WHAT THE EXERCISE ASKS →
Only lines holding the word "xxxx元" are needed; copy each of them from the material.

DATA UNDER STUDY →

========================================

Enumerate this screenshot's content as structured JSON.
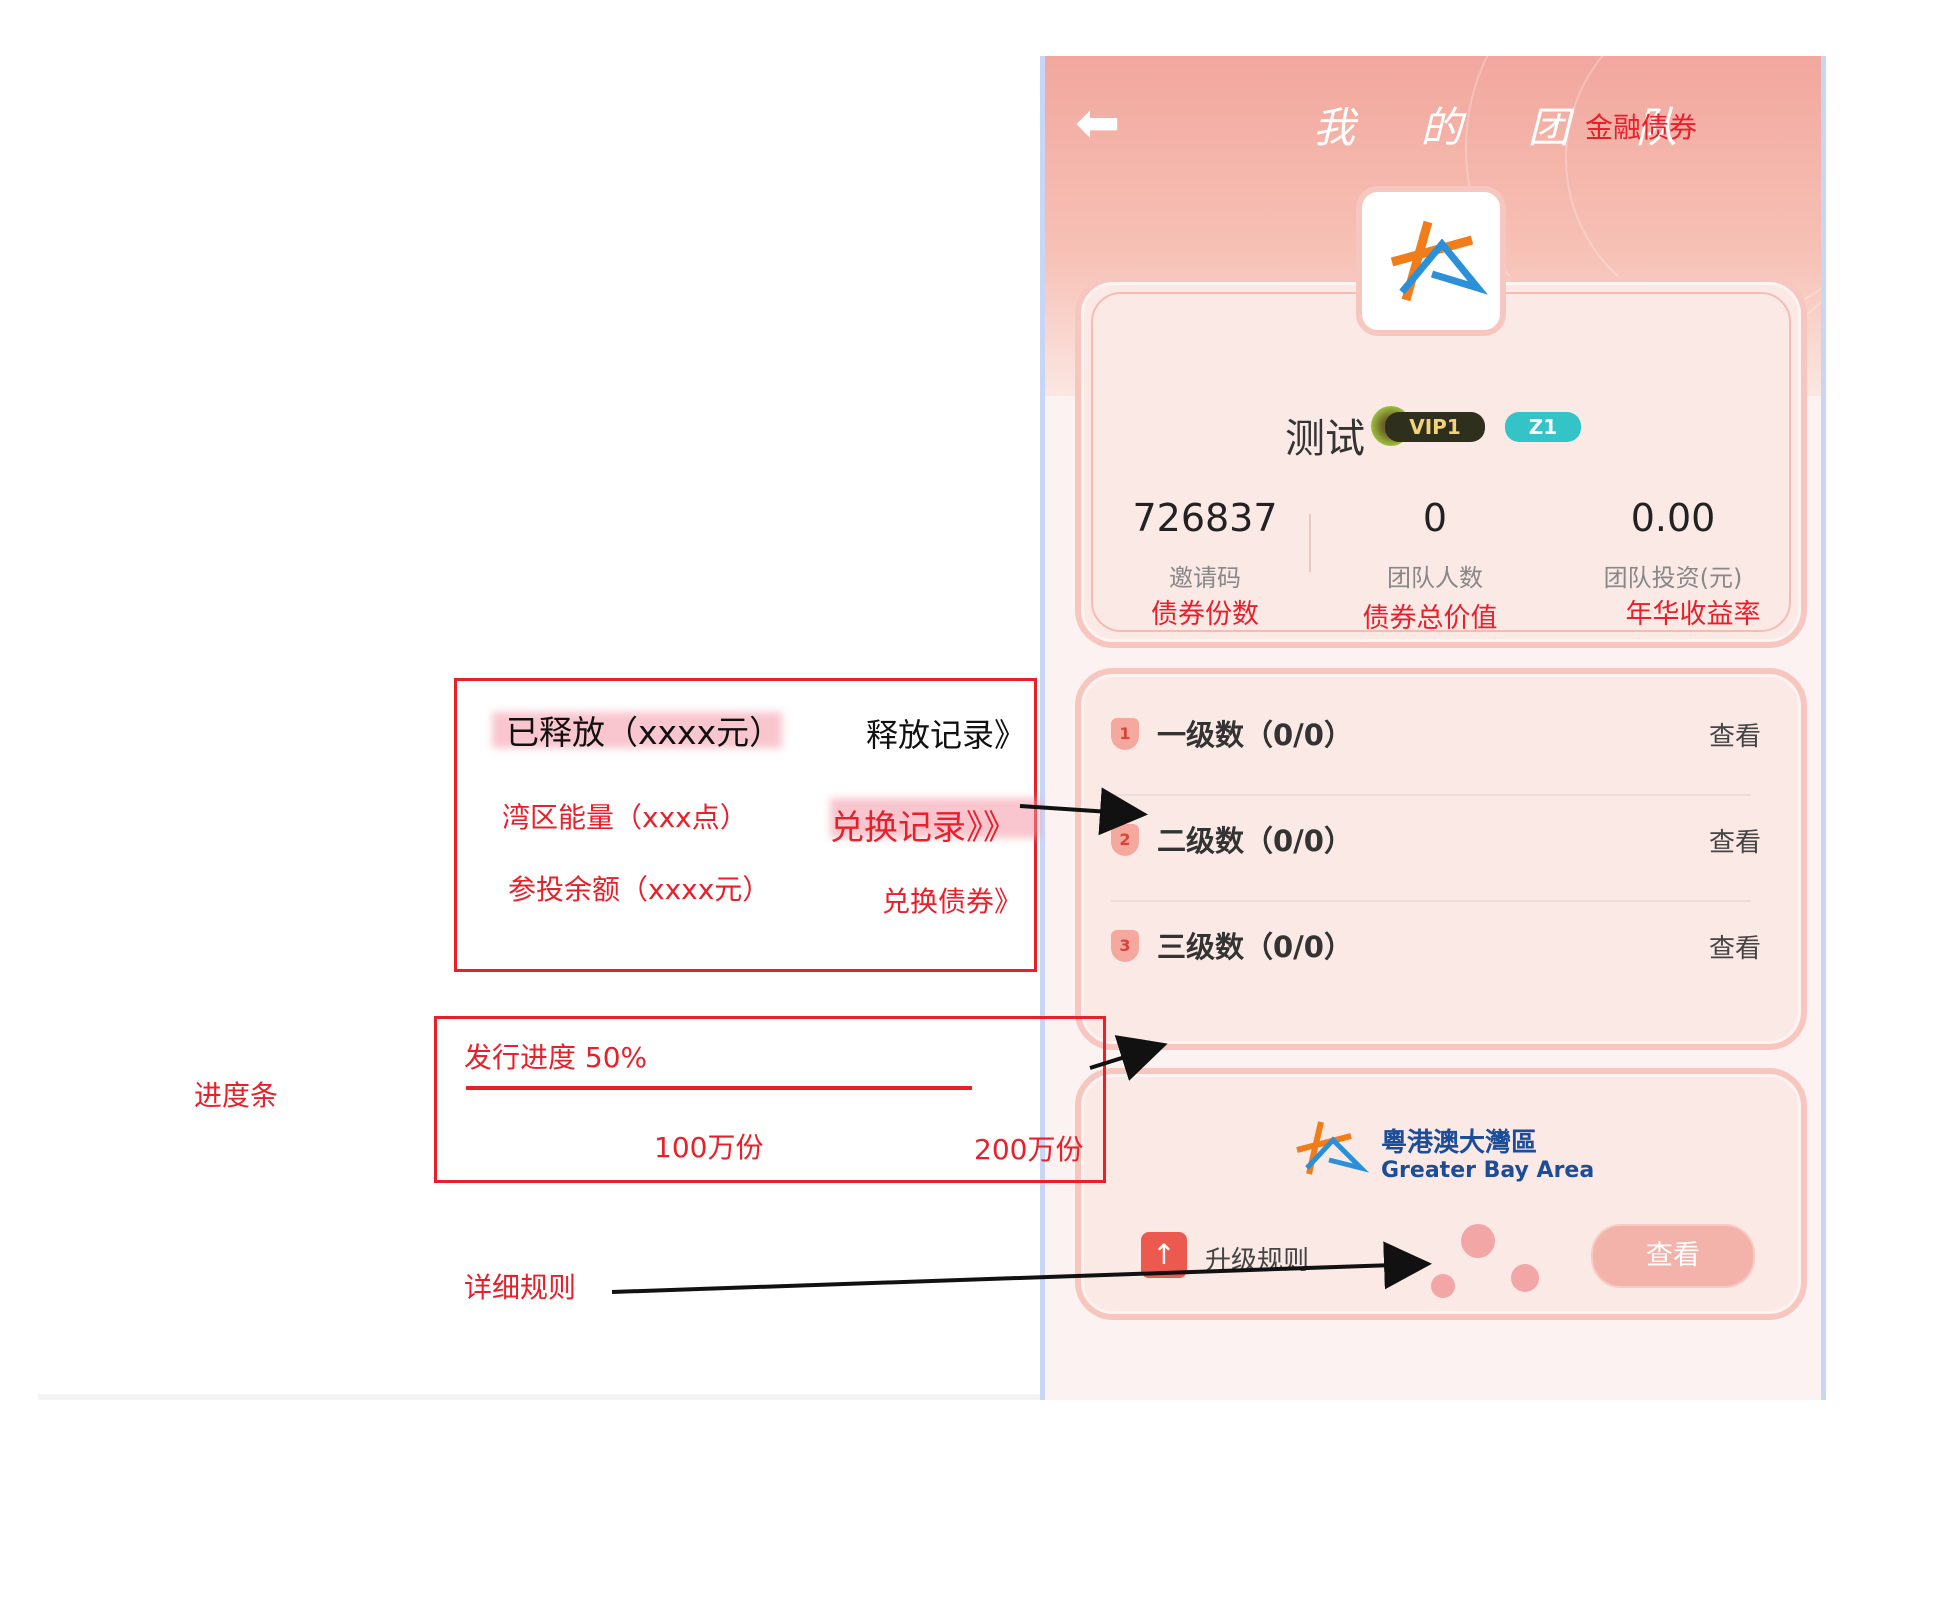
{
  "phone": {
    "title": "我 的 团 队",
    "title_note": "金融债券",
    "user_name": "测试",
    "badges": {
      "vip": "VIP1",
      "zone": "Z1"
    },
    "stats": [
      {
        "value": "726837",
        "label": "邀请码",
        "note": "债券份数"
      },
      {
        "value": "0",
        "label": "团队人数",
        "note": "债券总价值"
      },
      {
        "value": "0.00",
        "label": "团队投资(元)",
        "note": "年华收益率"
      }
    ],
    "levels": [
      {
        "num": "1",
        "label": "一级数（0/0）",
        "action": "查看"
      },
      {
        "num": "2",
        "label": "二级数（0/0）",
        "action": "查看"
      },
      {
        "num": "3",
        "label": "三级数（0/0）",
        "action": "查看"
      }
    ],
    "gba": {
      "cn": "粵港澳大灣區",
      "en": "Greater Bay Area"
    },
    "rule": {
      "label": "升级规则",
      "action": "查看"
    }
  },
  "release_box": {
    "released": "已释放（xxxx元）",
    "release_record": "释放记录》",
    "bay_energy": "湾区能量（xxx点）",
    "exchange_record": "兑换记录》》",
    "balance": "参投余额（xxxx元）",
    "exchange_bond": "兑换债券》"
  },
  "progress_box": {
    "label": "发行进度 50%",
    "progress_fraction": 0.5,
    "current": "100万份",
    "total": "200万份"
  },
  "side_labels": {
    "progress_bar": "进度条",
    "detailed_rules": "详细规则"
  },
  "colors": {
    "annotation_red": "#e8202a",
    "header_pink": "#f2a79d",
    "card_border": "#f6c6bf",
    "badge_z1": "#34c3c6",
    "gba_blue": "#1b4d99"
  }
}
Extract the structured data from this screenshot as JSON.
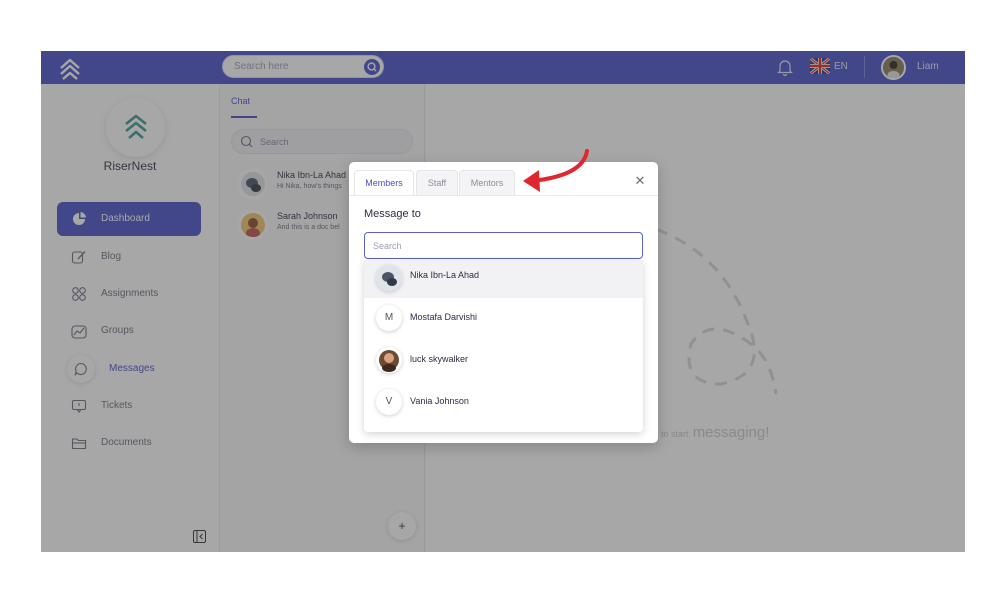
{
  "topbar": {
    "search_placeholder": "Search here",
    "language": "EN",
    "user_name": "Liam",
    "icons": [
      "logo-icon",
      "search-icon",
      "bell-icon",
      "uk-flag-icon",
      "avatar"
    ]
  },
  "sidebar": {
    "brand": "RiserNest",
    "items": [
      {
        "label": "Dashboard",
        "icon": "pie-chart-icon",
        "state": "active"
      },
      {
        "label": "Blog",
        "icon": "edit-icon"
      },
      {
        "label": "Assignments",
        "icon": "shapes-icon"
      },
      {
        "label": "Groups",
        "icon": "chart-icon"
      },
      {
        "label": "Messages",
        "icon": "chat-bubble-icon",
        "state": "selected"
      },
      {
        "label": "Tickets",
        "icon": "ticket-icon"
      },
      {
        "label": "Documents",
        "icon": "folder-icon"
      }
    ]
  },
  "chat": {
    "tab": "Chat",
    "search_placeholder": "Search",
    "conversations": [
      {
        "name": "Nika Ibn-La Ahad",
        "preview": "Hi Nika, how's things"
      },
      {
        "name": "Sarah Johnson",
        "preview": "And this is a doc bel"
      }
    ],
    "add_label": "+"
  },
  "main": {
    "empty_small": "to start",
    "empty_large": "messaging!"
  },
  "modal": {
    "tabs": [
      "Members",
      "Staff",
      "Mentors"
    ],
    "active_tab": "Members",
    "close_label": "✕",
    "title": "Message to",
    "search_placeholder": "Search",
    "results": [
      {
        "name": "Nika Ibn-La Ahad",
        "avatar": "photo",
        "initial": ""
      },
      {
        "name": "Mostafa Darvishi",
        "avatar": "initial",
        "initial": "M"
      },
      {
        "name": "luck skywalker",
        "avatar": "photo",
        "initial": ""
      },
      {
        "name": "Vania Johnson",
        "avatar": "initial",
        "initial": "V"
      }
    ]
  },
  "colors": {
    "accent": "#4750c9",
    "annotation_arrow": "#e0262e"
  }
}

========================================

YOUR SOLUTION →
    "released": "已释放（xxxx元）",
    "balance": "参投余额（xxxx元）",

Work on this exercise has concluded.